The pipeline sector has great potential for expansion with the opening of the natural gas market and greater pre-salt production, in addition to being a transport alternative that allows the movement of large volumes of fuel with lower gas emissions.
The president of the IBP, Eberaldo de Almeida Neto, highlighted that Petrobras’ divestments in the pipeline segment and the New Natural Gas Law open up many opportunities for growth in this market, attracting investments to the country. Brazil still has a relatively small pipeline network – equivalent to 2% of the US gas pipeline network, for example.
The current demand for natural gas in the national market is around 90 million m3/day. Of this total, approximately 40 million m3/day are supplied by domestic production, with 76% of this volume coming from the pre-salt. There are possibilities for the application of the large volume of additional offshore natural gas in the coming years.
Alexandre Cerqueira, Shell’s manager of energy regulatory affairs for South America, sees space for the development of integrated gas hubs and projects for sectors such as the chemical and fertilizer industries. To achieve this goal, he says, investments in new infrastructure will be necessary.
Gustavo Labanca, president of TAG, who also believes in diversifying the use of gas, highlighted that having an integrated network is essential for maintaining a sustainable market in the long term, attracting more agents and generating more competition.
Integrating the natural gas pipeline system to meet the demands of the electricity sector is yet another challenge facing the downstream chain infrastructure. Edmar Almeida, a professor at the Energy Institute at PUC-Rio, points out that there is a lot of room for growth in the business models of gas-fired thermal generation. “It is important that the thermal plants enter the transport system to seize the opportunity for the gas industry.”
For Eberaldo Almeida the transport of fuels and other petroleum products by road imposes limits on economic growth and on full security of supply in the country.
“The pipelines are a safe and clean way to transport fuel,” stated the manager of Integrated Solutions and Optimization at Transpetro, Juter Isensee Neto, highlighting the low carbon emission of the pipeline activity.
“We have huge potential for the pipeline sector and Petrobras cannot be the only agent,” he said, noting that the sector is going through a transition phase with the sale of Petrobras assets.

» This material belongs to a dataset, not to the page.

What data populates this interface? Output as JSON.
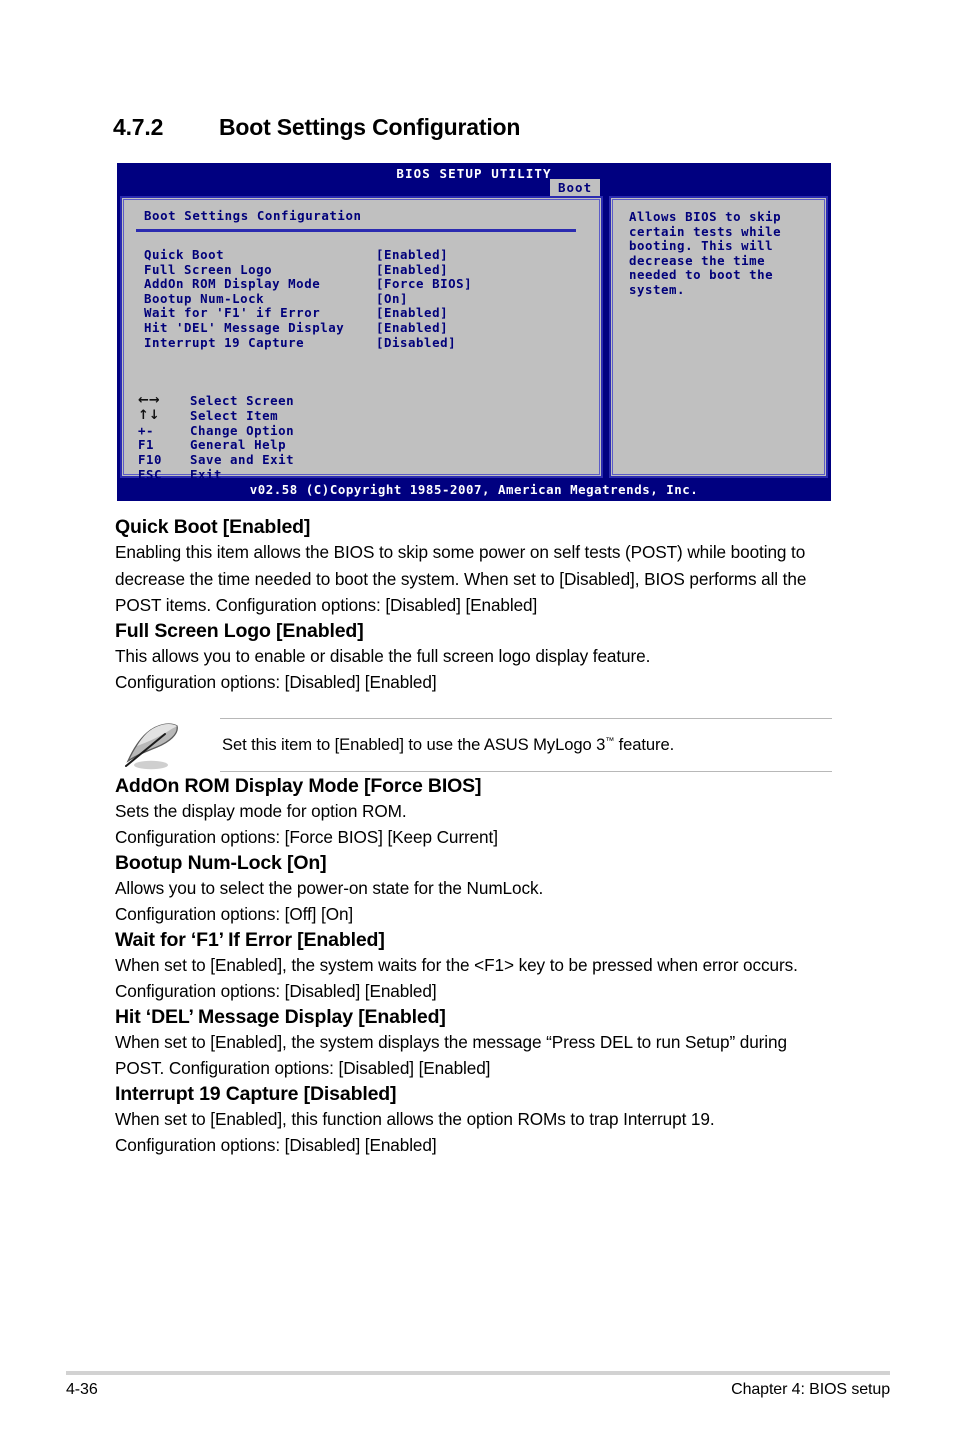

As an example of lower emissions, the manager mentioned the oil pipeline that connects São Paulo to Brasília, transporting 800 thousand m3 of products per month. To transport the same amount of fuel, 13,345 truck trips would be needed, which consumes diesel.
Heloisa Borges Bastos Esteves, director of Oil, Gas and Biofuel Studies at the Energy Research Company (EPE), highlighted that the oil and gas sector, which uses pipeline transport, needs to be supported by three pillars towards the energy transition: increase efficiency, technological evolution and use of renewable sources.